The hype and rhetoric around MOOCs that reached national and international press resulted in anti-climax and many an EdTech ‘told-you-so’, but a calmer long-term approach should be more useful for all involved.

On the other hand, shouldn’t we also take into account the fantastic opportunities available online that are deliberately not standardised? Courses that triumph community and collaboration over qualifications and careers? Lee Skallerup Bessette wasn’t keen on her MOOC experiences, yet she has found much to like (and learn) elsewhere online:

“From the Maker Movement to Learning to Code from Scratch, there are communities out there to support learners, rather than just transmit information to them. We can learn from each other, support one another, and share our trials and triumphs. Professional development doesn’t have to be expensive, didactic, and a chore anymore. It can be an opportunity to help your faculty, school, and students open up to the world.” [Source – Educating Modern Learners, “14 posts from 2014”]

There is room for all sorts of initiatives. And if both universities and students can benefit from online learning of whatever appearance, this is cause for celebration.

But, as Martin Weller states in his new book, “The Battle For Open“, most discussion around MOOCs has been within a framework of replacing university altogether. He explains that this “exaggerated promise” has led to resistance, rather than an interest in “the more nuanced reality they may offer”.

Online learning is just one part of higher education. It is growing and it is changing as it grows. If a computer can teach everything in one area, let it do the teaching. If it requires a vast and diverse community, host it online and let people explore.

Just make sure that focus is not lost on the areas that can or should thrive through face-to-face interaction. The idea isn’t simply to replace, since learning constitutes everything around us. Online isn’t the only way, just as face-to-face isn’t either. There are countless possibilities.

We are still working out what can be done and how to facilitate learning for the benefit of students and tutors. I can’t imagine innovations and ideas ever coming to a halt. Martin Weller warns that we must not abdicate responsibility and ownership. It is crucial that we continue to explore new learning opportunities rather than concede them to others.

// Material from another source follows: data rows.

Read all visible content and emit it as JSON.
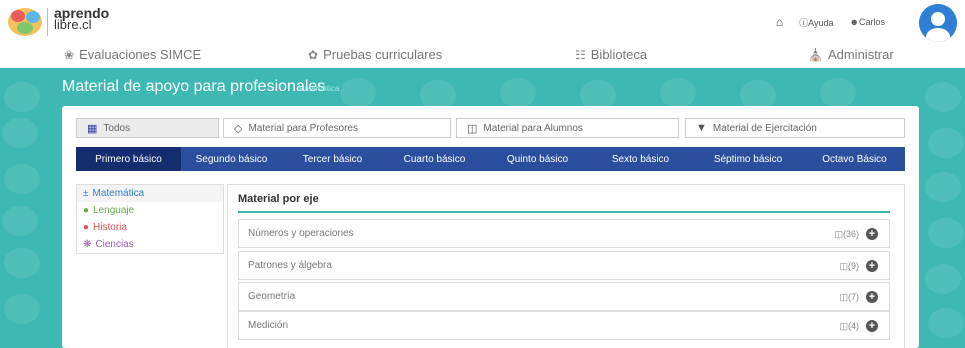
{
  "brand": {
    "logo_line1": "aprendo",
    "logo_line2": "libre.cl"
  },
  "topnav": {
    "help_label": "ⓘAyuda",
    "user_label": "☻Carlos"
  },
  "mainnav": {
    "items": [
      {
        "label": "Evaluaciones SIMCE",
        "icon": "medal-icon"
      },
      {
        "label": "Pruebas curriculares",
        "icon": "ribbon-icon"
      },
      {
        "label": "Biblioteca",
        "icon": "book-icon"
      },
      {
        "label": "Administrar",
        "icon": "building-icon"
      }
    ]
  },
  "section": {
    "title": "Material de apoyo para profesionales",
    "subtitle": "Matemática"
  },
  "filters": [
    {
      "label": "Todos",
      "icon": "grid-icon",
      "active": true
    },
    {
      "label": "Material para Profesores",
      "icon": "graduation-cap-icon",
      "active": false
    },
    {
      "label": "Material para Alumnos",
      "icon": "open-book-icon",
      "active": false
    },
    {
      "label": "Material de Ejercitación",
      "icon": "tag-icon",
      "active": false
    }
  ],
  "grades": [
    "Primero básico",
    "Segundo básico",
    "Tercer básico",
    "Cuarto básico",
    "Quinto básico",
    "Sexto básico",
    "Séptimo básico",
    "Octavo Básico"
  ],
  "active_grade": "Primero básico",
  "subjects": [
    {
      "label": "Matemática",
      "icon": "math-icon",
      "color": "#2f7fd4",
      "active": true
    },
    {
      "label": "Lenguaje",
      "icon": "speech-bubble-icon",
      "color": "#6aa84f",
      "active": false
    },
    {
      "label": "Historia",
      "icon": "globe-icon",
      "color": "#d9534f",
      "active": false
    },
    {
      "label": "Ciencias",
      "icon": "atom-icon",
      "color": "#9b59b6",
      "active": false
    }
  ],
  "eje": {
    "title": "Material por eje",
    "rows": [
      {
        "name": "Números y operaciones",
        "count": "(36)"
      },
      {
        "name": "Patrones y álgebra",
        "count": "(9)"
      },
      {
        "name": "Geometría",
        "count": "(7)"
      },
      {
        "name": "Medición",
        "count": "(4)"
      }
    ]
  },
  "colors": {
    "teal": "#3db8b3",
    "navy": "#2b4e9f",
    "navy_active": "#132d6e"
  }
}
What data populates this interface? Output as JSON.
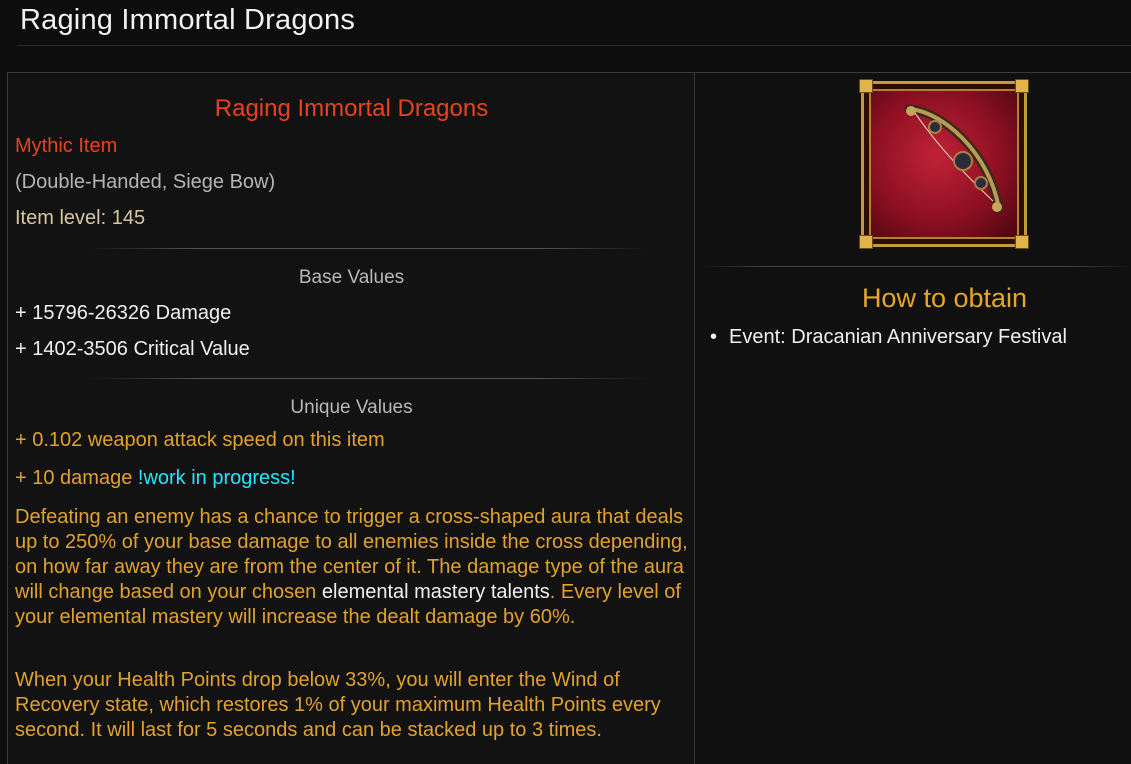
{
  "page": {
    "title": "Raging Immortal Dragons"
  },
  "item": {
    "name": "Raging Immortal Dragons",
    "rarity": "Mythic Item",
    "weapon_type": "(Double-Handed, Siege Bow)",
    "item_level": "Item level: 145",
    "base_values_heading": "Base Values",
    "base_values": [
      "+ 15796-26326 Damage",
      "+ 1402-3506 Critical Value"
    ],
    "unique_values_heading": "Unique Values",
    "unique_values": [
      "+ 0.102 weapon attack speed on this item",
      "+ 10 damage"
    ],
    "wip_note": "!work in progress!",
    "description_1a": "Defeating an enemy has a chance to trigger a cross-shaped aura that deals up to 250% of your base damage to all enemies inside the cross depending, on how far away they are from the center of it. The damage type of the aura will change based on your chosen ",
    "description_1_link": "elemental mastery talents",
    "description_1b": ". Every level of your elemental mastery will increase the dealt damage by 60%.",
    "description_2": "When your Health Points drop below 33%, you will enter the Wind of Recovery state, which restores 1% of your maximum Health Points every second. It will last for 5 seconds and can be stacked up to 3 times.",
    "icon": "siege-bow-icon"
  },
  "obtain": {
    "heading": "How to obtain",
    "sources": [
      "Event: Dracanian Anniversary Festival"
    ]
  },
  "colors": {
    "mythic": "#e8421f",
    "unique": "#e2a22c",
    "wip": "#1fe8ff",
    "heading_gold": "#e6a62a"
  }
}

That, for me, is the most important point. We’re learning how to learn to learn. It may get messy and meta. And that’s marvellous.

opportunities